* [Task details]:
A set of records appears below. Print them all, word for word.
*** Source data Section Begins ***
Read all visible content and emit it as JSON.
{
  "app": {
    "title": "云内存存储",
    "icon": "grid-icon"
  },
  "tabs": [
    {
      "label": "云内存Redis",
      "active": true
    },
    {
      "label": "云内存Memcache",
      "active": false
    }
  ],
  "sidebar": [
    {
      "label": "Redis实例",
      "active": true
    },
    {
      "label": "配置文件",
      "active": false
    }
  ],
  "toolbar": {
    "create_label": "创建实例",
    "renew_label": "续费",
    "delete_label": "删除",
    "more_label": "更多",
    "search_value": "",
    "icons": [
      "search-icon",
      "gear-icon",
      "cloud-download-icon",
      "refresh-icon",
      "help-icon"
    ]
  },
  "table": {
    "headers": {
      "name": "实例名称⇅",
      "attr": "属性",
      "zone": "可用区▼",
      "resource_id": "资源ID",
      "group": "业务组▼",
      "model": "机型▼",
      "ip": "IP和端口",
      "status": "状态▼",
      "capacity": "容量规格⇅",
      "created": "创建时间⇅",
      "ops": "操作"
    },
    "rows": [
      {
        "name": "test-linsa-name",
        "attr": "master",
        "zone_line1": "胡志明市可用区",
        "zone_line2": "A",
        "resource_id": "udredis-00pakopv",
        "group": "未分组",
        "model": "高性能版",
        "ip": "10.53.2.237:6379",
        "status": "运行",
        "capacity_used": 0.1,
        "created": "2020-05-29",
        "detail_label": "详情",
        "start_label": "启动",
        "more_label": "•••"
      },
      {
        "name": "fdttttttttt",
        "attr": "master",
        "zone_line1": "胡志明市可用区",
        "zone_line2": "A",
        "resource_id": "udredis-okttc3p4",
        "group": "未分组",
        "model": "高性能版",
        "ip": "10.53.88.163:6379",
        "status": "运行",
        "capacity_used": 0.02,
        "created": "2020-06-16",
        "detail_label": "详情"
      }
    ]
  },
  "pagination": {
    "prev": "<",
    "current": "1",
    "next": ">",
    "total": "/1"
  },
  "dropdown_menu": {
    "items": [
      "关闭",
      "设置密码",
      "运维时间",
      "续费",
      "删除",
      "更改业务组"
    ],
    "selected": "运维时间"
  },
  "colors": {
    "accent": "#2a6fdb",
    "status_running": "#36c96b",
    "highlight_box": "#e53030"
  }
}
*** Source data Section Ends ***
* [Response below]:
Read all visible content and emit it as JSON.
{
  "app": {
    "title": "云内存存储",
    "icon": "grid-icon"
  },
  "tabs": [
    {
      "label": "云内存Redis",
      "active": true
    },
    {
      "label": "云内存Memcache",
      "active": false
    }
  ],
  "sidebar": [
    {
      "label": "Redis实例",
      "active": true
    },
    {
      "label": "配置文件",
      "active": false
    }
  ],
  "toolbar": {
    "create_label": "创建实例",
    "renew_label": "续费",
    "delete_label": "删除",
    "more_label": "更多",
    "search_value": "",
    "icons": [
      "search-icon",
      "gear-icon",
      "cloud-download-icon",
      "refresh-icon",
      "help-icon"
    ]
  },
  "table": {
    "headers": {
      "name": "实例名称⇅",
      "attr": "属性",
      "zone": "可用区▼",
      "resource_id": "资源ID",
      "group": "业务组▼",
      "model": "机型▼",
      "ip": "IP和端口",
      "status": "状态▼",
      "capacity": "容量规格⇅",
      "created": "创建时间⇅",
      "ops": "操作"
    },
    "rows": [
      {
        "name": "test-linsa-name",
        "attr": "master",
        "zone_line1": "胡志明市可用区",
        "zone_line2": "A",
        "resource_id": "udredis-00pakopv",
        "group": "未分组",
        "model": "高性能版",
        "ip": "10.53.2.237:6379",
        "status": "运行",
        "capacity_used": 0.1,
        "created": "2020-05-29",
        "detail_label": "详情",
        "start_label": "启动",
        "more_label": "•••"
      },
      {
        "name": "fdttttttttt",
        "attr": "master",
        "zone_line1": "胡志明市可用区",
        "zone_line2": "A",
        "resource_id": "udredis-okttc3p4",
        "group": "未分组",
        "model": "高性能版",
        "ip": "10.53.88.163:6379",
        "status": "运行",
        "capacity_used": 0.02,
        "created": "2020-06-16",
        "detail_label": "详情"
      }
    ]
  },
  "pagination": {
    "prev": "<",
    "current": "1",
    "next": ">",
    "total": "/1"
  },
  "dropdown_menu": {
    "items": [
      "关闭",
      "设置密码",
      "运维时间",
      "续费",
      "删除",
      "更改业务组"
    ],
    "selected": "运维时间"
  },
  "colors": {
    "accent": "#2a6fdb",
    "status_running": "#36c96b",
    "highlight_box": "#e53030"
  }
}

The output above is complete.